As Byrd rushed out of the room, he saw the chaplain of the House take the position he had left on the podium. The chaplain began reciting a prayer with members of Congress.
“I believe that was when” the members “also began to believe that serious harm or injury could happen to them,” Byrd said.
Byrd said he and the other officers quickly erected the makeshift barricade using whatever furniture they could find.
“That’s when I realized they were here,” Byrd said, referring to the rioters. “The songs got louder. I couldn’t understand what they were saying, but it sounded like hundreds of people outside that door.
Video footage shot by a person in the crowd showed two officers stationed outside the door. Strongly outnumbered, they ended up withdrawing.
Byrd said he didn’t know there were any officers there. Because of the furniture stacked on his side of the door, he also couldn’t tell how many people were on the other side or whether they were carrying weapons.
“I couldn’t see what was on the other side,” Byrd said.
But he saw the person, now known to be Babbitt, start to come through the broken glass.
“I couldn’t fully see his hands or what was in the backpack or what the intentions were,” Byrd said. “But they had been violent up to this point. “
It was the first time Byrd had fired his gun in his 28 years in the force. Over the next few minutes, he helped the House members evacuate the building. He said it wasn’t until later that night, when he had a chance to watch television footage, that he understood the full extent of the Capitol Riot.
Attorney for the Babbitt family described the incident as an “ambush”, alleging the officer gave no warning before pulling the trigger. Babbitt’s family have signaled their intention to take civil action against the Capitol Police and had already filed court documents asking for the name of the officer who shot Babbitt.
Family attorney Terry Roberts did not respond to a request for comment.
Byrd said he actually felt a pain in his throat for days after yelling at protesters to stop and back up as they pounded on the glass doors.
Byrd also scoffed at claims by some that he had a political agenda.
“I do my job for Republicans, for Democrats, for whites, for blacks, reds, blues, greens,” he said. “I don’t care about your affiliation. “
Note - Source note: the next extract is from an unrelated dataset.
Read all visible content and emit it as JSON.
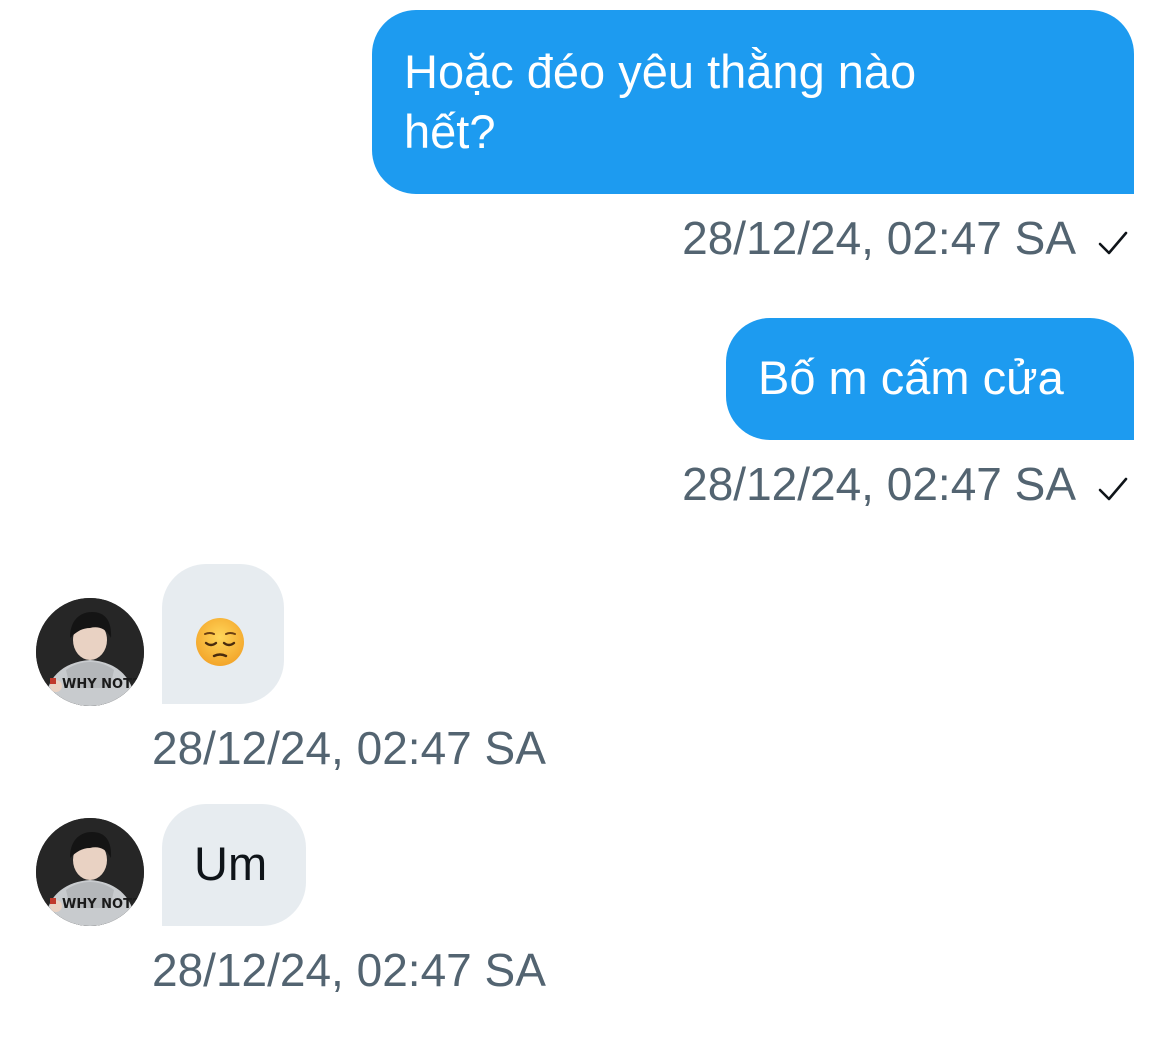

He noted that when Trump was president, he had escorted him through Capitol on numerous occasions. “If he was on Capitol Hill and I was responsible for him, I would do the same for him and his family,” Byrd said.
In the days following January 6, Byrd’s name leaked to right-wing media and online forums. Then came the threats.
“They talked about killing me, cutting my head off,” Byrd said, adding that there had also been racist attacks.
“It’s disheartening because I know I was doing my job. “
The hardest part, he said, was the effect on his family. A tear slipped from Byrd’s eye and rolled down his right cheek as he lamented how the life he had built had been turned upside down.
“Sometimes you can’t do anything but cry,” Byrd said, his voice growing heavy. “You felt like you did your job. You helped protect our legislative leaders in this country and you fought for democracy and to keep them in place. “
An incident in Byrd’s past also attracted renewed attention online: In 2019, he left his service weapon in a bathroom, where it was eventually discovered by another officer.
In the NBC News interview, Byrd described the incident as a “terrible mistake.”
“I recognized him. I was penalized for it. I moved on, ”he said.
After remaining silent for seven months as investigations dragged on, Byrd said he wanted to speak out to counter the false claims of his actions that day, even though it exposed him to more threats and threats. vitriol.
“It’s something scary,” Byrd said. “Once again, I believe I showed the greatest courage on January 6, and it is time for me to do so now. “
He said he knows there are people who disagree with his actions that day, and maybe still.
“I hope they will understand that I did my job,” Byrd said. “There was an imminent threat and danger to members of Congress. I just want the truth to be told.